- Records for the exercise
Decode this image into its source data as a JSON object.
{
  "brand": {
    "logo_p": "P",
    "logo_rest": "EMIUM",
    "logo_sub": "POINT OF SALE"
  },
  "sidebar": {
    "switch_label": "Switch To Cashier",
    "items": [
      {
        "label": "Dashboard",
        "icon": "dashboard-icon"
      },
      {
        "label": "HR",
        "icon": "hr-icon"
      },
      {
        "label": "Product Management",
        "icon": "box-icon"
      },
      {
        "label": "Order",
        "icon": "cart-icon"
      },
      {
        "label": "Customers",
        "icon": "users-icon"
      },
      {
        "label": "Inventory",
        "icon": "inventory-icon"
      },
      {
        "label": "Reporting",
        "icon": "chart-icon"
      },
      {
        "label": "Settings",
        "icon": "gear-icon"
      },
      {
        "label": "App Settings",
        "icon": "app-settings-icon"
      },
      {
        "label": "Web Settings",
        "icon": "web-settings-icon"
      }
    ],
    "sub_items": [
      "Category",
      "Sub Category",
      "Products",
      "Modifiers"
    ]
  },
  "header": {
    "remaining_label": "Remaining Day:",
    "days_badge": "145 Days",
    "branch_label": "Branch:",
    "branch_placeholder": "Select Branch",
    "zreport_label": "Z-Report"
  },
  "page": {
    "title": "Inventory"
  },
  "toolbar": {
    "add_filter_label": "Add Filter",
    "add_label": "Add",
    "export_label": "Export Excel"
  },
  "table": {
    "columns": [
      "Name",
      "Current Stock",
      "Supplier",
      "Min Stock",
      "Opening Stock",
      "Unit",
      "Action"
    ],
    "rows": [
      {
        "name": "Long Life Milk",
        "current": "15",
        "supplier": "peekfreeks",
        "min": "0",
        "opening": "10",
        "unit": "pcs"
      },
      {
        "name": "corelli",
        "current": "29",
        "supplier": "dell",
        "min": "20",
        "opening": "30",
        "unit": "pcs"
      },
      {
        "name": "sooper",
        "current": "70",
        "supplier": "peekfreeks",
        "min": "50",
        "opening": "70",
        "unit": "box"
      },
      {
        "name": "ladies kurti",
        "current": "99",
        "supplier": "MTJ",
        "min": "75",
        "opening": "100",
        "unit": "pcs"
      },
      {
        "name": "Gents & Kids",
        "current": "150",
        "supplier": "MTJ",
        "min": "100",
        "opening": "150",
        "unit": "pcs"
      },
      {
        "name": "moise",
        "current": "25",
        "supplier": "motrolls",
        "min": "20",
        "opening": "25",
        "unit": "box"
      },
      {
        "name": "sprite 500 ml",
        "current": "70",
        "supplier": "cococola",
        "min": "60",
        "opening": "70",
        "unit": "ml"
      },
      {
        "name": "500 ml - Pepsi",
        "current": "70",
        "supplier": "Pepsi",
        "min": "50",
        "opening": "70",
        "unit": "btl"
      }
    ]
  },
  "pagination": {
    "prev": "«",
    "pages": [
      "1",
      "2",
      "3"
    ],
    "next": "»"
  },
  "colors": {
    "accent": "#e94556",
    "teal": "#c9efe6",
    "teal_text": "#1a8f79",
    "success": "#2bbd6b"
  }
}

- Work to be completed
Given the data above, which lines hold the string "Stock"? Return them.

- Response to the exercise
      "Current Stock",
      "Min Stock",
      "Opening Stock",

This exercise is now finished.